Change in the age of AI.

It is 2040…

It is 2040. Rowdy humans have been replaced by obedient algorithms [1]. With the rise of artificial intelligence (AI), the strategic business transformation, a historically challenging undertaking, is now achieved without loss of productivity and with a decreased risk to investment [2].

It is 2040. AI supports the creation of the strategic vision, effectively. AI implements it, efficiently. The change management consultancy industry, as it existed to support the transformation, its complexity deriving from the confluence of disciplines centred on humans, has been decimated, another class of humans pushed out of the job market by AI. AI has accelerated change to levels that had never been seen.


Management consultants and authors Paul Hunter, of Smiknowledge, and Stuart Orr, of Deakin University, have asked me to contribute to a book from the perspective of an expert, writing in 2040, about the impact of AI-related disruption to the corporation. ‘2040. Backcasting the corporation’ is the book, my own contribution to it will be to explore business change practices in the age of AI. And, from the perspective of being in 2040, here’s a taster of…

…What I think has happened since 2018.

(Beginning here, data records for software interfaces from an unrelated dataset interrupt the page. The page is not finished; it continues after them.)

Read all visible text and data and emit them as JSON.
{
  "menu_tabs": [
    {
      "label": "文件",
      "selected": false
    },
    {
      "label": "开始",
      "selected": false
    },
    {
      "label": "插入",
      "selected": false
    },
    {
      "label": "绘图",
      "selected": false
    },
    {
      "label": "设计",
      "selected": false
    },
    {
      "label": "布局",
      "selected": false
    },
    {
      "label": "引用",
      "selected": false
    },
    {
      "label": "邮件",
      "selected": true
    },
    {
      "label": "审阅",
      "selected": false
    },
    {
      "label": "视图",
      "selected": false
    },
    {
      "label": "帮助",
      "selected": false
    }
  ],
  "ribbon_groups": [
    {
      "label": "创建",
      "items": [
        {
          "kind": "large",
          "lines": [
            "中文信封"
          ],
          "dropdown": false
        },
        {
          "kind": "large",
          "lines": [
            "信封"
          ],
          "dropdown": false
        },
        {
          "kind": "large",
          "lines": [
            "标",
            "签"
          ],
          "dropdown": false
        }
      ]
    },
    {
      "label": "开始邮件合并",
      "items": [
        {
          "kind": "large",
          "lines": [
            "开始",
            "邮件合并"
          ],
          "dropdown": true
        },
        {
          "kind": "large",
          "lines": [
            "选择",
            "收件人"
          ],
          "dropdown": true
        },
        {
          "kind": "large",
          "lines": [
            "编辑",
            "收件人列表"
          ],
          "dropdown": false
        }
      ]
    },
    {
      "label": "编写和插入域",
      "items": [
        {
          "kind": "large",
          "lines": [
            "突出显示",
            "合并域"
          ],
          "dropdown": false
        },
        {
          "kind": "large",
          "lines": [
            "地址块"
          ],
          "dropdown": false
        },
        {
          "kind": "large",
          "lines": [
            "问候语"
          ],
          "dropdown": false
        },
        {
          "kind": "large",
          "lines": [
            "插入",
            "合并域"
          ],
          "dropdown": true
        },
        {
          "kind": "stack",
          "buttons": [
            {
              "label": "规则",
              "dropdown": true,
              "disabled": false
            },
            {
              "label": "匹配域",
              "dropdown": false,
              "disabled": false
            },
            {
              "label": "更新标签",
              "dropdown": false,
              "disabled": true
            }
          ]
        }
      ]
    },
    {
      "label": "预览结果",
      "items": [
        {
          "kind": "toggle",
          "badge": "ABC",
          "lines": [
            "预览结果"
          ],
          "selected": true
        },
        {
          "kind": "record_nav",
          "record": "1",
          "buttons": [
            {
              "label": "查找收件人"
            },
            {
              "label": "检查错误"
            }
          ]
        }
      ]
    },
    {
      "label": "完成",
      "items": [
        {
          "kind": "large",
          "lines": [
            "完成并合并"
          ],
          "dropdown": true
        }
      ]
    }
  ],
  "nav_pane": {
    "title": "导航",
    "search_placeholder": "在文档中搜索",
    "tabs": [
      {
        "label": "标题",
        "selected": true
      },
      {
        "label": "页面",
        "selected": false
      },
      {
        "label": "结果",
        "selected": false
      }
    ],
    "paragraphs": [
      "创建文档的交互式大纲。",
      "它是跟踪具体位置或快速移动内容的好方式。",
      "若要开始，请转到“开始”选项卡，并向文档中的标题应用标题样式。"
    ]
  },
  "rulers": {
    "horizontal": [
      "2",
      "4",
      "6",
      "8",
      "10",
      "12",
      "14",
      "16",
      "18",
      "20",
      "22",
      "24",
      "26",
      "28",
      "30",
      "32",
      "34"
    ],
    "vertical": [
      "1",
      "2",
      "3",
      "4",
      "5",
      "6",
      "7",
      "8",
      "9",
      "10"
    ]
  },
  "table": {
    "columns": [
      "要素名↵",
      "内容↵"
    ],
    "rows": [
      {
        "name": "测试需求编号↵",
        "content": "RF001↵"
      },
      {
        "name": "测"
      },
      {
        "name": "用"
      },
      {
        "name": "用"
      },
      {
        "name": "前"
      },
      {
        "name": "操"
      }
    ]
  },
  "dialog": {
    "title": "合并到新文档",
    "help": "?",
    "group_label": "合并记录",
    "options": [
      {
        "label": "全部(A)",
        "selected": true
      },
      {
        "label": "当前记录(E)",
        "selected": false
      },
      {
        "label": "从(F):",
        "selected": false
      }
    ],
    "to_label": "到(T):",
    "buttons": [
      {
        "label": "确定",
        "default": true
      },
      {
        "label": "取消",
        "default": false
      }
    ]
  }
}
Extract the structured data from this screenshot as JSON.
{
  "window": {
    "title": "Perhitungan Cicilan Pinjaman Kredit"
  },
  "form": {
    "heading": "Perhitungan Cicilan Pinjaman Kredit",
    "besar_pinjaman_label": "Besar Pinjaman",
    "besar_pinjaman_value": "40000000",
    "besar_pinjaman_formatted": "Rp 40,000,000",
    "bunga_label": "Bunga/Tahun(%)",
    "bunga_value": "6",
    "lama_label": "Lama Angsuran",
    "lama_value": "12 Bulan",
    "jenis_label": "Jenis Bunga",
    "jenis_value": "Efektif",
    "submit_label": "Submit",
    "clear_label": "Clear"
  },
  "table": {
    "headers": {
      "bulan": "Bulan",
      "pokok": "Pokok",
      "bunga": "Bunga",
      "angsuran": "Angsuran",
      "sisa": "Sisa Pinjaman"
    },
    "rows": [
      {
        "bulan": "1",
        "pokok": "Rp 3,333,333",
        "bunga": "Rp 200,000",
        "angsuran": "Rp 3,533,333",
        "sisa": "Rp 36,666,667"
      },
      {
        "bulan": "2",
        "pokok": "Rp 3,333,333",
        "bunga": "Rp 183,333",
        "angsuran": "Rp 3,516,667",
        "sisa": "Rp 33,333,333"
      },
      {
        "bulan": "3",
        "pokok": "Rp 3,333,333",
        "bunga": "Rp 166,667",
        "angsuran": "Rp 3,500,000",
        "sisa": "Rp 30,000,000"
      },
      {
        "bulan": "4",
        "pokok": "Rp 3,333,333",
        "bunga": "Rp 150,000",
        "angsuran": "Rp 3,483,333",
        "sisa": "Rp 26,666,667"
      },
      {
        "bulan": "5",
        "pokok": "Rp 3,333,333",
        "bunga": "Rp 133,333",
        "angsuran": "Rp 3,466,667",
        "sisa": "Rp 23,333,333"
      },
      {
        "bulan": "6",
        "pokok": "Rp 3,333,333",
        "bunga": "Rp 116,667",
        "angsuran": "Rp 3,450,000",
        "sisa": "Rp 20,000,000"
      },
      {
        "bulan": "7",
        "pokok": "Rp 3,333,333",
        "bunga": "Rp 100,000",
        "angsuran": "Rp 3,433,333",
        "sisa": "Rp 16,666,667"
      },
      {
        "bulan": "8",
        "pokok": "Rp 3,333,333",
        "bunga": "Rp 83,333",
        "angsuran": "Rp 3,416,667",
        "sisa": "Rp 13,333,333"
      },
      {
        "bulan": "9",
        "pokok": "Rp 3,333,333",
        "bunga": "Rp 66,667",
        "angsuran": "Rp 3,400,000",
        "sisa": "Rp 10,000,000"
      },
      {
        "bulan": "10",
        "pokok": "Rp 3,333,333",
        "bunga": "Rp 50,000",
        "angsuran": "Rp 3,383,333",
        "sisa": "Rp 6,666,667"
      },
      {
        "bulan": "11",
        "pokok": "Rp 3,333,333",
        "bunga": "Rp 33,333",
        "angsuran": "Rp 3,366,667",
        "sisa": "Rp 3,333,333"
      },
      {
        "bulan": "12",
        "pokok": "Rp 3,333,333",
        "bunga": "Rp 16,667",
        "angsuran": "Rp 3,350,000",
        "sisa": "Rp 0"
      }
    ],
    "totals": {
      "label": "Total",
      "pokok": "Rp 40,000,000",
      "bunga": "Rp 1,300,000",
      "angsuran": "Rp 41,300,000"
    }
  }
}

There has been an extraordinary rise of new professions, those that support AI and those that provide direct human contact and care - all in high demand:

  • Philosophers, ethicists, thinkers challenging the prejudices of earlier decades are in high demand at the corporations building AI. These are the humans that build values and ethics into AI. These are the humans that keep our humanity alive.

  • Business strategists help corporations keep ahead of the competition, as algorithms compete with each other and create the next winning business model.

  • Business consultants help corporations come to terms with the psychological and cultural impact of the hitherto unseen levels of change brought about by AI.

  • Carers, from nurses to personal trainers provide human contact and care in an age where our homo sapiens bodies are increasingly under stress.

These professions have required embedding into human resources’ practices through appropriate change management. Further, as AI has accelerated change to levels never seen before, the question has been: ‘Can AI also manage, if at all, the psychological and cultural impact of this speed?’.

2040. Backcasting the corporation.

In what will be the preface to the book, Paul Hunter and Stuart Orr write: “Although largely unseen, the industrial revolution taking place before us is picking up steam – dramatically. Dissolution of traditional global trading partnerships, such as the trade war between China and the US and the exit of the UK from the EU, are creating turmoil and rapid change in the business domain. Continual advances in technology and health treatments, political and societal change are creating a transformation that some would suggest is a paradox. From an optimistic perspective, this emerging change represents an era of excitement – heralding the arrival of new opportunities and new forms of growth. From a pessimistic perspective, it leads to change, destabilisation, displacement and ‘de-intellectualisation’. So far, it is unclear just how this revolution will unfold or what the role of the corporation will be in the future. What is clear is that we need to start envisioning just what this future might be and identify areas where it may deliver opportunities”.

There has been little clarity around the future corporation to date yet corporations will be the catalysts, drivers, victims and beneficiaries of change – and it is only when we accept and define a problem that we can resolve it. This is the purpose of the book.

My contribution to ‘2040. Backcasting the corporation’, due to be published by Routledge, Singapore, in 2019, will explores business change practices in the age of AI. Ultimately AI is very good at predicting mathematical patterns in the short term. But long term strategy in business? This is intrinsic to humans and the ‘human factor’ will still be key to making businesses successful. Watch this space to see what the result of my research will be.

And finally…

I am very honoured to have been invited to contribute and I am very excited to say that I will spend part of 2019 researching change management practices, that, in alignment to Chrys’ beliefs, must continue to be devoid of complexity to be effective even in the age of AI. I’ll write more here when the book is out, in 2019. In the meantime, to discuss how you can deliver major business transformation - without the complexity, contact us.


[1]. With thanks to Yuval Noah Harari’s splendid formulation in 21st Lessons for the 21st Century. Chapter on Liberty, pp 60.

[2]. The risk of investment will continue to exist. The reason is competition. If you put very efficient AI algorithms competing with current (2018) systems they will always win but, in 2040, algorithms will very likely be competing with each other and creating the next winning business model and, as always, will create winners and losers, a different but no less serious risk.